Jenna Behrens is a licensed professional counselor who has been practicing in the mental health field for seven years. She owns Behrens Psychotherapy Services, LLC which has four office locations around the Milwaukee area. She works with children, adolescents, families, and adults on a wide array of issues including depression, anxiety, ADHD, childhood behavioral disorders, adjustment disorders, stress and parenting.
Hope you all had a great Thanksgiving! The holidays are officially here! Unfortunately, sometimes holidays are stressful, not just because there's so much to do and not enough time or because of finances, but because of family discord. Not all families get along splendidly and holidays are especially good at pointing this out. Whether you don't get along with your in-laws, parents, or siblings, there are a few things you can do to make the holidays more enjoyable.
What better day to write about the weather changing that Daylight Savings Day? Around this time of year, some of us start to feel irritable, down, or tired. The sun is shining less, it's cold out, and it gets dark earlier. People who suffer from seasonal depression can be diagnosed with SAD (Seasonal Affective Disorder). SAD typically rears its ugly head in fall and lasts through the winter months.
Recently I have been witnessing, participating in, and reading a lot about this idea of getting out of your comfort zone. In therapy, it's something I talk with clients about regularly. Trying new things to get out of the emotional rut they are in or trying something new or that they've been avoiding as a type of exposure therapy to decrease their anxiety. This idea isn't new to me, but I began to wonder how often I actually do this. I am a pretty routine person. If you ask my husband, he would say I'm about 99% predictable. I always have been, even as a child. I like to be on time, I keep my word, I like a routine life, and having a daily, weekly, monthly, and yearly plan. It feels good to me. I can't think of too many situations that I avoid due to anxiety, not to say that I never suffer from anxiety. I used to be incredibly anxious meeting with new clients especially if I felt they were intellectually superior to me. It was never a choice to avoid this because it wasn't an option for my practice to fail. So, I pushed through and dealt with whatever emotions came up. Eventually, I got over it. I realized that they were there to see me because what they had been doing hasn't been working so I must hold some information they don't have.
Right about now is the time therapy for kids turns into hatching a plan with parents to make the adjustment from summer to the school year less hectic and difficult. Parents and children have some of the same worries when they think about starting a new school year: From homework to waking up and going to bed much earlier, anxiety rises. Here are some tips that should be started now to get kids (and parents) more prepared for the year ahead.

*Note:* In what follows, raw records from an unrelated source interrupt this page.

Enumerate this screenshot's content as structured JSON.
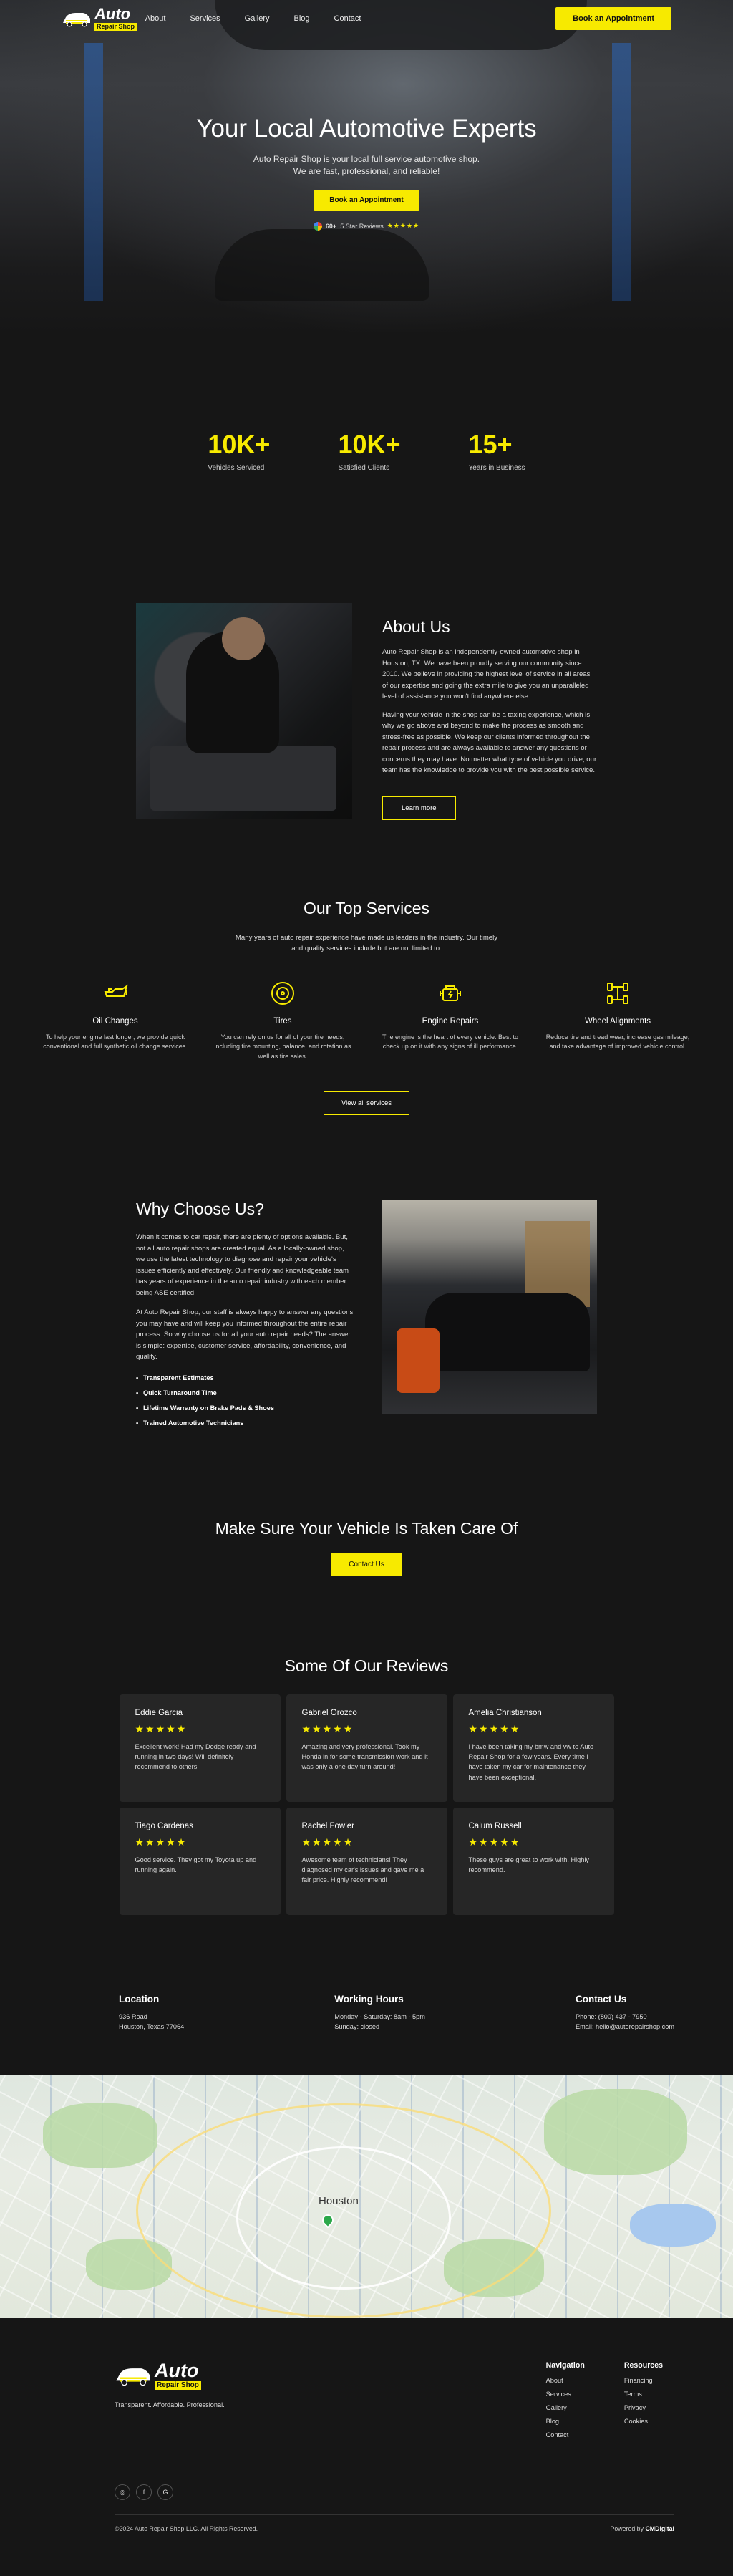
{
  "brand": {
    "name": "Auto",
    "sub": "Repair Shop",
    "tagline": "Transparent. Affordable. Professional."
  },
  "nav": [
    "About",
    "Services",
    "Gallery",
    "Blog",
    "Contact"
  ],
  "header_cta": "Book an Appointment",
  "hero": {
    "title": "Your Local Automotive Experts",
    "subtitle": "Auto Repair Shop is your local full service automotive shop. We are fast, professional, and reliable!",
    "cta": "Book an Appointment",
    "reviews_count": "60+",
    "reviews_label": "5 Star Reviews",
    "stars": "★★★★★"
  },
  "stats": [
    {
      "num": "10K+",
      "label": "Vehicles Serviced"
    },
    {
      "num": "10K+",
      "label": "Satisfied Clients"
    },
    {
      "num": "15+",
      "label": "Years in Business"
    }
  ],
  "about": {
    "title": "About Us",
    "p1": "Auto Repair Shop is an independently-owned automotive shop in Houston, TX. We have been proudly serving our community since 2010. We believe in providing the highest level of service in all areas of our expertise and going the extra mile to give you an unparalleled level of assistance you won't find anywhere else.",
    "p2": "Having your vehicle in the shop can be a taxing experience, which is why we go above and beyond to make the process as smooth and stress-free as possible. We keep our clients informed throughout the repair process and are always available to answer any questions or concerns they may have. No matter what type of vehicle you drive, our team has the knowledge to provide you with the best possible service.",
    "cta": "Learn more"
  },
  "services": {
    "title": "Our Top Services",
    "intro": "Many years of auto repair experience have made us leaders in the industry. Our timely and quality services include but are not limited to:",
    "items": [
      {
        "icon": "oil-can-icon",
        "title": "Oil Changes",
        "desc": "To help your engine last longer, we provide quick conventional and full synthetic oil change services."
      },
      {
        "icon": "tire-icon",
        "title": "Tires",
        "desc": "You can rely on us for all of your tire needs, including tire mounting, balance, and rotation as well as tire sales."
      },
      {
        "icon": "engine-icon",
        "title": "Engine Repairs",
        "desc": "The engine is the heart of every vehicle. Best to check up on it with any signs of ill performance."
      },
      {
        "icon": "wheel-alignment-icon",
        "title": "Wheel Alignments",
        "desc": "Reduce tire and tread wear, increase gas mileage, and take advantage of improved vehicle control."
      }
    ],
    "cta": "View all services"
  },
  "why": {
    "title": "Why Choose Us?",
    "p1": "When it comes to car repair, there are plenty of options available. But, not all auto repair shops are created equal. As a locally-owned shop, we use the latest technology to diagnose and repair your vehicle's issues efficiently and effectively. Our friendly and knowledgeable team has years of experience in the auto repair industry with each member being ASE certified.",
    "p2": "At Auto Repair Shop, our staff is always happy to answer any questions you may have and will keep you informed throughout the entire repair process. So why choose us for all your auto repair needs? The answer is simple: expertise, customer service, affordability, convenience, and quality.",
    "list": [
      "Transparent Estimates",
      "Quick Turnaround Time",
      "Lifetime Warranty on Brake Pads & Shoes",
      "Trained Automotive Technicians"
    ]
  },
  "cta": {
    "title": "Make Sure Your Vehicle Is Taken Care Of",
    "button": "Contact Us"
  },
  "reviews": {
    "title": "Some Of Our Reviews",
    "items": [
      {
        "name": "Eddie Garcia",
        "text": "Excellent work! Had my Dodge ready and running in two days! Will definitely recommend to others!"
      },
      {
        "name": "Gabriel Orozco",
        "text": "Amazing and very professional. Took my Honda in for some transmission work and it was only a one day turn around!"
      },
      {
        "name": "Amelia Christianson",
        "text": "I have been taking my bmw and vw to Auto Repair Shop for a few years. Every time I have taken my car for maintenance they have been exceptional."
      },
      {
        "name": "Tiago Cardenas",
        "text": "Good service. They got my Toyota up and running again."
      },
      {
        "name": "Rachel Fowler",
        "text": "Awesome team of technicians! They diagnosed my car's issues and gave me a fair price. Highly recommend!"
      },
      {
        "name": "Calum Russell",
        "text": "These guys are great to work with. Highly recommend."
      }
    ],
    "stars": "★★★★★"
  },
  "info": {
    "location_title": "Location",
    "address1": "936 Road",
    "address2": "Houston, Texas 77064",
    "hours_title": "Working Hours",
    "hours1": "Monday - Saturday: 8am - 5pm",
    "hours2": "Sunday: closed",
    "contact_title": "Contact Us",
    "phone": "Phone: (800) 437 - 7950",
    "email": "Email: hello@autorepairshop.com"
  },
  "map": {
    "city": "Houston"
  },
  "footer": {
    "nav_title": "Navigation",
    "nav": [
      "About",
      "Services",
      "Gallery",
      "Blog",
      "Contact"
    ],
    "res_title": "Resources",
    "resources": [
      "Financing",
      "Terms",
      "Privacy",
      "Cookies"
    ],
    "socials": [
      "instagram-icon",
      "facebook-icon",
      "google-icon"
    ],
    "copyright": "©2024 Auto Repair Shop LLC. All Rights Reserved.",
    "powered_prefix": "Powered by",
    "powered_by": "CMDigital"
  },
  "colors": {
    "accent": "#f7ea00",
    "background": "#161616",
    "card": "#262626"
  }
}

I often have a love-hate relationship with technololgy. Sometimes I'm thankful to be able to be reached anywhere at anytime and sometimes I hate it. Sometimes I love that I can DVR a show I can't be home to watch and sometimes I hate the amount of TV that is consumed in our home. One part of technology I absolutely will never love is communicating serious topics via email, facebook, text messaging, etc. I have seen this in both my personal and professional life. Someone is mad at someone and they make a comment about it on Facebook or send a mean email and it gets blown way out of proportion. It seems that some people haven't learned the rules when using technology to communicate. As far as I'm concerned, if you are sitting down at your computer or texting a serious message to someone, you are at risk for creating a lot of issues. If you can't pick up the phone or meet the person to talk about whatever it is you want to communicate, then it probably shouldn't be said. It's so easy to sit at your computer or type a text message on your phone and let your emotions get the best of you. It's a lot more difficult to tell someone to their face. When you are using technology, you don't allow the other person to have an opinion or explain themselves which often leave the other person feeling angry, resentful and usually shocked.